You’re at mile 20 in the marathon, feeling no pain, striding at a comfortable pace, wind at your back. Suddenly you feel a wave of fatigue so strong it’s as if your body wants to melt into the pavement. Then comes a rush of dizziness -- and disorientation. You’ve hit the wall.
The bane of long-distance runners and endurance athletes, the dreaded wall can derail the best marathon plans. But it’s neither inevitable nor insurmountable.
The feared episode occurs when the body uses up its stockpile of glycogen, a stored form of glucose that’s kept in the liver and muscles. Glycogen is the main fuel used during sustained exercise and largely comes from carbohydrates such as pasta, bread, fruits and vegetables.
When the glycogen stockpile is gone, “the body doesn’t have that fuel source available and must then transfer to another fuel source, which is fat,” says Dr. John DiFiori, chief of the sports medicine division at UCLA. “It can be used as energy, but it’s not as efficient an energy source as glycogen.”
Low blood sugar doesn’t just distress the muscles, says Dr. Robert Sallis, director of sports medicine at Kaiser Permanente Medical Center in Fontana and president of the American College of Sports Medicine. “The brain needs sugar to work as well,” he says, “and actually it’s more sensitive to low sugar than the muscles are.” In a marathon, that depletion can happen at any time -- often around mile 20, sometimes at about two hours. The telltale signs can develop slowly or quickly; many runners describe it as a switch being flipped.
When hitting the wall, runners should slow their pace and immediately take in carbs in the form of sports drinks, gels, energy bars or fruit, says Sallis. He suggests taking in carbs every 45 minutes or so during the race and being aware of any major drop in energy or feelings of wooziness. “For a lot of people who are doing their first marathon, their longest training run has been 20 miles, so the rest is unchartered territory.”

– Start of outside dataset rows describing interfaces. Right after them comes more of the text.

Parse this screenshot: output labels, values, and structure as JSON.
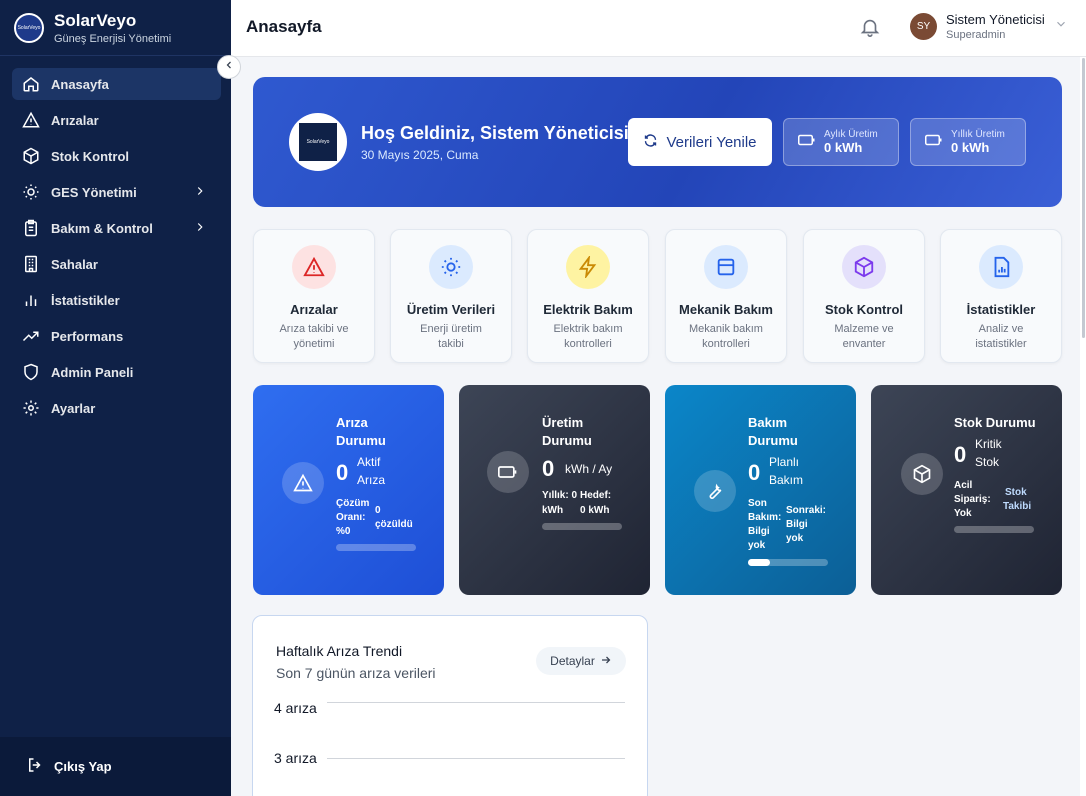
{
  "sidebar": {
    "brand_name": "SolarVeyo",
    "brand_subtitle": "Güneş Enerjisi Yönetimi",
    "logo_text": "SolarVeyo",
    "items": [
      {
        "label": "Anasayfa",
        "icon": "home-icon"
      },
      {
        "label": "Arızalar",
        "icon": "warning-icon"
      },
      {
        "label": "Stok Kontrol",
        "icon": "box-icon"
      },
      {
        "label": "GES Yönetimi",
        "icon": "sun-icon"
      },
      {
        "label": "Bakım & Kontrol",
        "icon": "clipboard-icon"
      },
      {
        "label": "Sahalar",
        "icon": "building-icon"
      },
      {
        "label": "İstatistikler",
        "icon": "bar-chart-icon"
      },
      {
        "label": "Performans",
        "icon": "trending-up-icon"
      },
      {
        "label": "Admin Paneli",
        "icon": "shield-icon"
      },
      {
        "label": "Ayarlar",
        "icon": "gear-icon"
      }
    ],
    "logout_label": "Çıkış Yap"
  },
  "header": {
    "title": "Anasayfa",
    "user_initials": "SY",
    "user_name": "Sistem Yöneticisi",
    "user_role": "Superadmin"
  },
  "hero": {
    "logo_text": "SolarVeyo",
    "welcome": "Hoş Geldiniz, Sistem Yöneticisi",
    "date": "30 Mayıs 2025, Cuma",
    "refresh_label": "Verileri Yenile",
    "monthly_label": "Aylık Üretim",
    "monthly_value": "0 kWh",
    "yearly_label": "Yıllık Üretim",
    "yearly_value": "0 kWh"
  },
  "quick_actions": [
    {
      "title": "Arızalar",
      "subtitle": "Arıza takibi ve yönetimi",
      "icon": "warning-icon",
      "color": "#dc2626",
      "bg": "#fde2e2"
    },
    {
      "title": "Üretim Verileri",
      "subtitle": "Enerji üretim takibi",
      "icon": "sun-icon",
      "color": "#2563eb",
      "bg": "#dbeafe"
    },
    {
      "title": "Elektrik Bakım",
      "subtitle": "Elektrik bakım kontrolleri",
      "icon": "lightning-icon",
      "color": "#ca8a04",
      "bg": "#fef3a2"
    },
    {
      "title": "Mekanik Bakım",
      "subtitle": "Mekanik bakım kontrolleri",
      "icon": "panel-icon",
      "color": "#2563eb",
      "bg": "#dbeafe"
    },
    {
      "title": "Stok Kontrol",
      "subtitle": "Malzeme ve envanter",
      "icon": "box-icon",
      "color": "#7c3aed",
      "bg": "#e4e0fb"
    },
    {
      "title": "İstatistikler",
      "subtitle": "Analiz ve istatistikler",
      "icon": "report-icon",
      "color": "#2563eb",
      "bg": "#dbeafe"
    }
  ],
  "stats": {
    "ariza": {
      "title_1": "Arıza",
      "title_2": "Durumu",
      "value": "0",
      "unit_1": "Aktif",
      "unit_2": "Arıza",
      "l1": "Çözüm",
      "l2": "Oranı:",
      "l3": "%0",
      "r1": "0",
      "r2": "çözüldü",
      "progress": 0
    },
    "uretim": {
      "title_1": "Üretim",
      "title_2": "Durumu",
      "value": "0",
      "unit": "kWh / Ay",
      "l1": "Yıllık: 0",
      "l2": "kWh",
      "r1": "Hedef:",
      "r2": "0 kWh",
      "progress": 0
    },
    "bakim": {
      "title_1": "Bakım",
      "title_2": "Durumu",
      "value": "0",
      "unit_1": "Planlı",
      "unit_2": "Bakım",
      "l1": "Son",
      "l2": "Bakım:",
      "l3": "Bilgi",
      "l4": "yok",
      "r1": "Sonraki:",
      "r2": "Bilgi",
      "r3": "yok",
      "progress": 0.28
    },
    "stok": {
      "title": "Stok Durumu",
      "value": "0",
      "unit_1": "Kritik",
      "unit_2": "Stok",
      "l1": "Acil",
      "l2": "Sipariş:",
      "l3": "Yok",
      "r1": "Stok",
      "r2": "Takibi",
      "progress": 0
    }
  },
  "trend": {
    "title": "Haftalık Arıza Trendi",
    "subtitle": "Son 7 günün arıza verileri",
    "details_label": "Detaylar",
    "y_labels": [
      "4 arıza",
      "3 arıza"
    ]
  }
}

Sallis adds that if runners decide to pass on the carbs and keep going, “most are still able to get through it. It’s not typically something that makes you collapse -- it just slows you way down. Most people still finish.” The body, he says, has enough fat stores (even in thin people) to keep it going. But feeling as if you can’t go on at all, he says, may be a sign of something more serious, such as heat stroke.
It takes just a few minutes for carbs to hit the blood stream, and taking in those carbs via energy gels, carbohydrate-rich sports drinks and energy bars is the best way, Sallis says. “When we’re running, we have all of this blood being shunted away from the gut to the muscles, so there’s not a lot of blood to go to work in the gastrointestinal tract. The simpler the source of carbs, the easier they’ll be to absorb.”
Heat can exacerbate the problem, Sallis adds. “The heart is pumping harder, and you have the body’s cooling systems that are stealing away glycogen to work.” So staying hydrated is important as well.
How to avoid it
“People who are better trained are able to use their fuel sources more efficiently,” DiFiori says. “They’re using less energy to perform the work.”
Experienced runners know to load up on carbs before a race, but Sallis warns about piling on too much. “We can only store so much,” he says, “and by eating too many carbs, you can become bloated and sluggish, and that’s no way to start a race.”
Most exercise experts recommend having sensible portions of high-carb foods such as pasta the night before a marathon, then more carbs on the morning of the race. This is the optimum fuel the body will need to perform.
Runners need to take in carbs immediately after the race as well, says DiFiori.
“The first 15 to 30 minutes is important. You’re excited that you’ve finished, but it’s not over yet. You have to begin replacing those depleted fuel stores with a high-carbohydrate beverage or snack,” he says. “You’ve exhausted all those carbs, and you’re going to feel lousy and sluggish. Start with the basics -- energy bars, really digestible stuff, then work your way into more normal foods. It still takes a while for the circulation to go back to the gut.”